Millions of people in the United States are living with some form of chronic pain daily. Chronic pain can seriously interfere with your daily activities, work, studies, family life, social life, and emotional well-being.

If you are struggling with health issues, call the Advanced Chiropractic & Nutritional Healing Center at 240-651-1650 for a free consultation. Dr. Lo uses Nutritional Response Testing® to analyze the body to determine the underlying causes of ill or non-optimum health. The office is located at 7310 Grove Road #107 in Frederick. Check out the website at

March Madness started early at the Fort Ritchie Community Center this year. As part of the Fitness Frenzy weekend, the Community Center hosted its inaugural Free Throw Shooting Contest.

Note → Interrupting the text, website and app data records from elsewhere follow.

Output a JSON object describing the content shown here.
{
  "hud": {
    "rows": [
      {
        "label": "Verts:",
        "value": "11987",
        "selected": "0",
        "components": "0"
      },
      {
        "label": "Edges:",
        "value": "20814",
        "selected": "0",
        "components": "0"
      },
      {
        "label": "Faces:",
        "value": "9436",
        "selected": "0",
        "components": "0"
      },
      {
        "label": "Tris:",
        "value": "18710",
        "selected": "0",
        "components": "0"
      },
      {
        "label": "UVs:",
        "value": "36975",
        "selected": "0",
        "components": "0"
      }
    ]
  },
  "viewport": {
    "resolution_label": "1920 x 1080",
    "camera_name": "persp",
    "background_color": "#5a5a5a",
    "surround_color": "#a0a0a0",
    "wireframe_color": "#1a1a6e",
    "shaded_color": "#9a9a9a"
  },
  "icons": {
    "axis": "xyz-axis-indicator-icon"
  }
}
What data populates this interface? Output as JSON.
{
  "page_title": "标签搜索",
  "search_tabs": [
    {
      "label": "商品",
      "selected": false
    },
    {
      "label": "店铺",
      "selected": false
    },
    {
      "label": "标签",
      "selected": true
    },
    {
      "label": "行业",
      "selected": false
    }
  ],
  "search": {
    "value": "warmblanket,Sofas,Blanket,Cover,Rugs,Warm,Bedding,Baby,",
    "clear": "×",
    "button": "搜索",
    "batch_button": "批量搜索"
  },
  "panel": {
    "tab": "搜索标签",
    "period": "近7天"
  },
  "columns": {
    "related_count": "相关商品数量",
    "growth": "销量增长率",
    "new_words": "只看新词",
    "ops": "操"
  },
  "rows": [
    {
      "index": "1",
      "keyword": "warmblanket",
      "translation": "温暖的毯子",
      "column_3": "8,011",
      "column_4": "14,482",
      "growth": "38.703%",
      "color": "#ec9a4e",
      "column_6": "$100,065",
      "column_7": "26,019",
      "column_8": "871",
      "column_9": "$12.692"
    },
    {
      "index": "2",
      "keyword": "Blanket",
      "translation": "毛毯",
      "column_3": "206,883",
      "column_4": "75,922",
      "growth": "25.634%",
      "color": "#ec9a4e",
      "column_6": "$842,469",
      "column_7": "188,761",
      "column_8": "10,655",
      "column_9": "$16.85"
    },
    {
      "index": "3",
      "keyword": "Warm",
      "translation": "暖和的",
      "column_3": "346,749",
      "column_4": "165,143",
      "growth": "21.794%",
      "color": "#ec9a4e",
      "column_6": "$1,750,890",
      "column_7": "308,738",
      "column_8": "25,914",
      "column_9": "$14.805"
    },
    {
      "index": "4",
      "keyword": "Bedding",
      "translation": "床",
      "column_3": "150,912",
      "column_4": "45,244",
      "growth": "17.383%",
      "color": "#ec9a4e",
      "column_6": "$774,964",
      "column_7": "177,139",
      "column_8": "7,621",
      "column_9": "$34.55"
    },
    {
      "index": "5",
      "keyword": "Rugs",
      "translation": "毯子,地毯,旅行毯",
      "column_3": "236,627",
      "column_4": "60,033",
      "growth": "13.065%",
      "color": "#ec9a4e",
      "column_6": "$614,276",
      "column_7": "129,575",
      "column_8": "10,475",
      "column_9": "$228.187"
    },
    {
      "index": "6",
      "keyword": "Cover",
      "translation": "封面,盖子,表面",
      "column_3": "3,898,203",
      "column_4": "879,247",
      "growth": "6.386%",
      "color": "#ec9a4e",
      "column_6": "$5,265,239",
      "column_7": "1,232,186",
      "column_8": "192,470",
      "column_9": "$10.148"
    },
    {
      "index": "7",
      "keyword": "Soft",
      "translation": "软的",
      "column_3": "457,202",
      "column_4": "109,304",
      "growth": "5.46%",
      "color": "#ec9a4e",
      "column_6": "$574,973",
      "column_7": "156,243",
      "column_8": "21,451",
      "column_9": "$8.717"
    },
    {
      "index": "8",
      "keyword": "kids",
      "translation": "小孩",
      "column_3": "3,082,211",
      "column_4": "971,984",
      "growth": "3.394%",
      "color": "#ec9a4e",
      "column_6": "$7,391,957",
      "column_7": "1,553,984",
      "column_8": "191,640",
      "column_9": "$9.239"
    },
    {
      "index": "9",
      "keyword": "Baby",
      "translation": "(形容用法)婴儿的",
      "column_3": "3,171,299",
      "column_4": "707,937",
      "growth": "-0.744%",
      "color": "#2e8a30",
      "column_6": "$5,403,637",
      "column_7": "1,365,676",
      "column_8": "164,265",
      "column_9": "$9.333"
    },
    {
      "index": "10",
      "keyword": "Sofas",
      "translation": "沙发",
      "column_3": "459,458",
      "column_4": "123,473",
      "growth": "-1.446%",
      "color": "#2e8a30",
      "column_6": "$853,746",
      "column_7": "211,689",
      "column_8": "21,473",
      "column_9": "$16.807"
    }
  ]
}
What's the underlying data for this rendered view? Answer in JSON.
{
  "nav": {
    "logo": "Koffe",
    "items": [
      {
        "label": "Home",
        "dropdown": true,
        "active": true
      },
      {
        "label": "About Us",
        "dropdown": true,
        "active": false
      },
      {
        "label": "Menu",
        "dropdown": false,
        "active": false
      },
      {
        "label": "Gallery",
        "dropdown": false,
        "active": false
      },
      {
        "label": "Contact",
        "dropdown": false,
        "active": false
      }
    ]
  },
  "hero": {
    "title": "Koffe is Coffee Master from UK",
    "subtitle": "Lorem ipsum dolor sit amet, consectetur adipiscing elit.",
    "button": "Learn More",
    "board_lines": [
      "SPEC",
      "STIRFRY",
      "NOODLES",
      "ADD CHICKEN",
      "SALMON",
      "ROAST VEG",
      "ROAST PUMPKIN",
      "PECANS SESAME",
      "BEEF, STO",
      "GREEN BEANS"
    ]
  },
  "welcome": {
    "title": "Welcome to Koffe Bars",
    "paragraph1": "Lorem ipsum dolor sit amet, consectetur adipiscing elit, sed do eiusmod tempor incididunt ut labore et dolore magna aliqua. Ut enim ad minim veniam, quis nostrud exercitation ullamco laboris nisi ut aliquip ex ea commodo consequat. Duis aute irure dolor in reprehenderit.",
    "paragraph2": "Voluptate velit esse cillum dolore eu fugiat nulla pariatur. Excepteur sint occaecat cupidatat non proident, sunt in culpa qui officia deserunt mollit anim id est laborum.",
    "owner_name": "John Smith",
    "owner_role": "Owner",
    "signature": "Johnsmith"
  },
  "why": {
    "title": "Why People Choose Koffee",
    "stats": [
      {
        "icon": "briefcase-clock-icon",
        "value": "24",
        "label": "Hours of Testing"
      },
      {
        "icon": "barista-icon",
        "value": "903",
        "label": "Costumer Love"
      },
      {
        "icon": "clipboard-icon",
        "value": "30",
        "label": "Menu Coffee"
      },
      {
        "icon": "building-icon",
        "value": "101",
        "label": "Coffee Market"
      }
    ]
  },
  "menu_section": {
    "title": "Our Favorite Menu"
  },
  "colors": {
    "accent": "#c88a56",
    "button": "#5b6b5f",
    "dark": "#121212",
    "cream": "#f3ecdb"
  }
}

freethrowwinners---FRCCThe Fitness Frenzy weekend included a free sampling of group exercise classes, free day passes to the Community Center, and displays from local health agencies. Instructors led group workouts for Zumba, Les Mills BODYPUMP, Yoga, Pilates, Mix It Up, and Senior Stretch. Each sampling lasted approximately fifteen minutes. Organizations promoting health and fitness were onsite to share information and encouragement to Community Center members and visitors. Among the vendors were the Washington County Sheriff’s Office, Washington County Health Department, Heal of Washington County, Visiting Angels, Synergy Massage & Wellness Center, and doTerra representatives.

Twenty-five local children and youth participated in the free throw event.  Congratulations to the winners in each age group: (8 years old and under) Reese Tuttle—female champion, Austin Morris—male champion; (9-12 years old) Reese Fox—female champion, Carson Hall—male champion; (13-15 years old) Nick Diaz—champion.

The Fort Ritchie Community Center features a fitness center, computer lab, group exercise classes, childwatch, and before school care. Upcoming events include the first of three bass fishing tournaments, sponsored by Cobblestone Hotel & Suites, on Saturday, April 16, 2016. For more information, visit or see their ad on page 19.